* INSTRUCTIONS TO FOLLOW
Write out the whole listing word for word.

* RECORD SET
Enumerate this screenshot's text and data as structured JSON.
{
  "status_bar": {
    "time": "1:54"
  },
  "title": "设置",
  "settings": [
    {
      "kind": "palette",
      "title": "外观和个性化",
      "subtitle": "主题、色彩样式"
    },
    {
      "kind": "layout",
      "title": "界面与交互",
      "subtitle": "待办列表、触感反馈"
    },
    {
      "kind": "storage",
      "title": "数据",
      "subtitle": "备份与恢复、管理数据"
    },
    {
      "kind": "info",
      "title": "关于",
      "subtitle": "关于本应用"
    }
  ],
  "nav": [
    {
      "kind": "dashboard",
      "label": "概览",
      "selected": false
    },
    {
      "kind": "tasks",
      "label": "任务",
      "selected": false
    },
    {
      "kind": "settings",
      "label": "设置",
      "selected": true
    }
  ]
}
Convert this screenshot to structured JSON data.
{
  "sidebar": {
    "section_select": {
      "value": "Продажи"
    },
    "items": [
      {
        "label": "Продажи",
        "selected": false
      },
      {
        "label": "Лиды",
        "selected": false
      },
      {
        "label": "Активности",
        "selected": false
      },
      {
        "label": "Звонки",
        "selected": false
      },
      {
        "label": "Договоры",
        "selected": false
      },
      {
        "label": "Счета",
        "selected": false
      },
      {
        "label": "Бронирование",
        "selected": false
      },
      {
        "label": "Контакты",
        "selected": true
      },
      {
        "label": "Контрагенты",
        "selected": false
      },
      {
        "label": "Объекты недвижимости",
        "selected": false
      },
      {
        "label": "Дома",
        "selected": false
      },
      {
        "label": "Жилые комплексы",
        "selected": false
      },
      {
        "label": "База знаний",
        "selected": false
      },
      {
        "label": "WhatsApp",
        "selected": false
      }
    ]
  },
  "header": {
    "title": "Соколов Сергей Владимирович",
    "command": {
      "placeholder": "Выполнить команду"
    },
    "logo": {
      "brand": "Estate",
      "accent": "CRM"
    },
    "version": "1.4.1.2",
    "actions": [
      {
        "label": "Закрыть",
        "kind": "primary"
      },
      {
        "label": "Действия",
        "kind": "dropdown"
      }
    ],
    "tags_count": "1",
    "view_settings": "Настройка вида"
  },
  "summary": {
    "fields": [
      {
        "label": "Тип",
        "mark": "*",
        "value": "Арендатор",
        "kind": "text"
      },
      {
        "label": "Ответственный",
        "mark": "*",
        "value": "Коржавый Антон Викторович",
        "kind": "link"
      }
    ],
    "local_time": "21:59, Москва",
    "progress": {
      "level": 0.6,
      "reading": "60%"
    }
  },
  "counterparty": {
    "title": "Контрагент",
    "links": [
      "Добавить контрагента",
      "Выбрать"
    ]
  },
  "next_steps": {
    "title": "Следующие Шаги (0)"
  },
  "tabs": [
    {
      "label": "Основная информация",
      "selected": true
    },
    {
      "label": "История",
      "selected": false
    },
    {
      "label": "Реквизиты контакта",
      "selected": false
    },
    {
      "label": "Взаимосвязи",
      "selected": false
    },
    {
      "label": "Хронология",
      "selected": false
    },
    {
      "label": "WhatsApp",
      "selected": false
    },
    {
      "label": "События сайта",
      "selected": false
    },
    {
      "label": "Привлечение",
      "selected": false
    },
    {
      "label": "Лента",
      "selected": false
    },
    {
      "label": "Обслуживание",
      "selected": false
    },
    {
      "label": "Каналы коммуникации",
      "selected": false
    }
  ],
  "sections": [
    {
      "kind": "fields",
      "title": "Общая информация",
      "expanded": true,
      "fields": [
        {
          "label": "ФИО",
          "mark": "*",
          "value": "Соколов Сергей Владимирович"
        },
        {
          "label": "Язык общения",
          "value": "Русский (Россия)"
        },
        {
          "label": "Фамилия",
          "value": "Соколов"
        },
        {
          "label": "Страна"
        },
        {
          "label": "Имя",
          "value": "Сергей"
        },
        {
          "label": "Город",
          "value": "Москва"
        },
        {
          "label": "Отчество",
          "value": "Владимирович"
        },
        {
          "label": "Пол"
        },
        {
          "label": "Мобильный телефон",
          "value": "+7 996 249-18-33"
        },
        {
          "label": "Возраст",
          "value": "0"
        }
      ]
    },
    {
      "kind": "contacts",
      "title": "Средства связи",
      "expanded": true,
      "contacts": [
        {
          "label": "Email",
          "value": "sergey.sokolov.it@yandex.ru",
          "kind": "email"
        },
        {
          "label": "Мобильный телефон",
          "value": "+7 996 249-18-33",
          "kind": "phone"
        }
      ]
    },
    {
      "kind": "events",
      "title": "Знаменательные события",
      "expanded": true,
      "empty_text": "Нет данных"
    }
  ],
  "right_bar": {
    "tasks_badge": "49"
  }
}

* SOLUTION TO THIS PROBLEM
Enumerate this screenshot's text and data as structured JSON.
{
  "status_bar": {
    "time": "1:54"
  },
  "title": "设置",
  "settings": [
    {
      "kind": "palette",
      "title": "外观和个性化",
      "subtitle": "主题、色彩样式"
    },
    {
      "kind": "layout",
      "title": "界面与交互",
      "subtitle": "待办列表、触感反馈"
    },
    {
      "kind": "storage",
      "title": "数据",
      "subtitle": "备份与恢复、管理数据"
    },
    {
      "kind": "info",
      "title": "关于",
      "subtitle": "关于本应用"
    }
  ],
  "nav": [
    {
      "kind": "dashboard",
      "label": "概览",
      "selected": false
    },
    {
      "kind": "tasks",
      "label": "任务",
      "selected": false
    },
    {
      "kind": "settings",
      "label": "设置",
      "selected": true
    }
  ]
}
Convert this screenshot to structured JSON data.
{
  "sidebar": {
    "section_select": {
      "value": "Продажи"
    },
    "items": [
      {
        "label": "Продажи",
        "selected": false
      },
      {
        "label": "Лиды",
        "selected": false
      },
      {
        "label": "Активности",
        "selected": false
      },
      {
        "label": "Звонки",
        "selected": false
      },
      {
        "label": "Договоры",
        "selected": false
      },
      {
        "label": "Счета",
        "selected": false
      },
      {
        "label": "Бронирование",
        "selected": false
      },
      {
        "label": "Контакты",
        "selected": true
      },
      {
        "label": "Контрагенты",
        "selected": false
      },
      {
        "label": "Объекты недвижимости",
        "selected": false
      },
      {
        "label": "Дома",
        "selected": false
      },
      {
        "label": "Жилые комплексы",
        "selected": false
      },
      {
        "label": "База знаний",
        "selected": false
      },
      {
        "label": "WhatsApp",
        "selected": false
      }
    ]
  },
  "header": {
    "title": "Соколов Сергей Владимирович",
    "command": {
      "placeholder": "Выполнить команду"
    },
    "logo": {
      "brand": "Estate",
      "accent": "CRM"
    },
    "version": "1.4.1.2",
    "actions": [
      {
        "label": "Закрыть",
        "kind": "primary"
      },
      {
        "label": "Действия",
        "kind": "dropdown"
      }
    ],
    "tags_count": "1",
    "view_settings": "Настройка вида"
  },
  "summary": {
    "fields": [
      {
        "label": "Тип",
        "mark": "*",
        "value": "Арендатор",
        "kind": "text"
      },
      {
        "label": "Ответственный",
        "mark": "*",
        "value": "Коржавый Антон Викторович",
        "kind": "link"
      }
    ],
    "local_time": "21:59, Москва",
    "progress": {
      "level": 0.6,
      "reading": "60%"
    }
  },
  "counterparty": {
    "title": "Контрагент",
    "links": [
      "Добавить контрагента",
      "Выбрать"
    ]
  },
  "next_steps": {
    "title": "Следующие Шаги (0)"
  },
  "tabs": [
    {
      "label": "Основная информация",
      "selected": true
    },
    {
      "label": "История",
      "selected": false
    },
    {
      "label": "Реквизиты контакта",
      "selected": false
    },
    {
      "label": "Взаимосвязи",
      "selected": false
    },
    {
      "label": "Хронология",
      "selected": false
    },
    {
      "label": "WhatsApp",
      "selected": false
    },
    {
      "label": "События сайта",
      "selected": false
    },
    {
      "label": "Привлечение",
      "selected": false
    },
    {
      "label": "Лента",
      "selected": false
    },
    {
      "label": "Обслуживание",
      "selected": false
    },
    {
      "label": "Каналы коммуникации",
      "selected": false
    }
  ],
  "sections": [
    {
      "kind": "fields",
      "title": "Общая информация",
      "expanded": true,
      "fields": [
        {
          "label": "ФИО",
          "mark": "*",
          "value": "Соколов Сергей Владимирович"
        },
        {
          "label": "Язык общения",
          "value": "Русский (Россия)"
        },
        {
          "label": "Фамилия",
          "value": "Соколов"
        },
        {
          "label": "Страна"
        },
        {
          "label": "Имя",
          "value": "Сергей"
        },
        {
          "label": "Город",
          "value": "Москва"
        },
        {
          "label": "Отчество",
          "value": "Владимирович"
        },
        {
          "label": "Пол"
        },
        {
          "label": "Мобильный телефон",
          "value": "+7 996 249-18-33"
        },
        {
          "label": "Возраст",
          "value": "0"
        }
      ]
    },
    {
      "kind": "contacts",
      "title": "Средства связи",
      "expanded": true,
      "contacts": [
        {
          "label": "Email",
          "value": "sergey.sokolov.it@yandex.ru",
          "kind": "email"
        },
        {
          "label": "Мобильный телефон",
          "value": "+7 996 249-18-33",
          "kind": "phone"
        }
      ]
    },
    {
      "kind": "events",
      "title": "Знаменательные события",
      "expanded": true,
      "empty_text": "Нет данных"
    }
  ],
  "right_bar": {
    "tasks_badge": "49"
  }
}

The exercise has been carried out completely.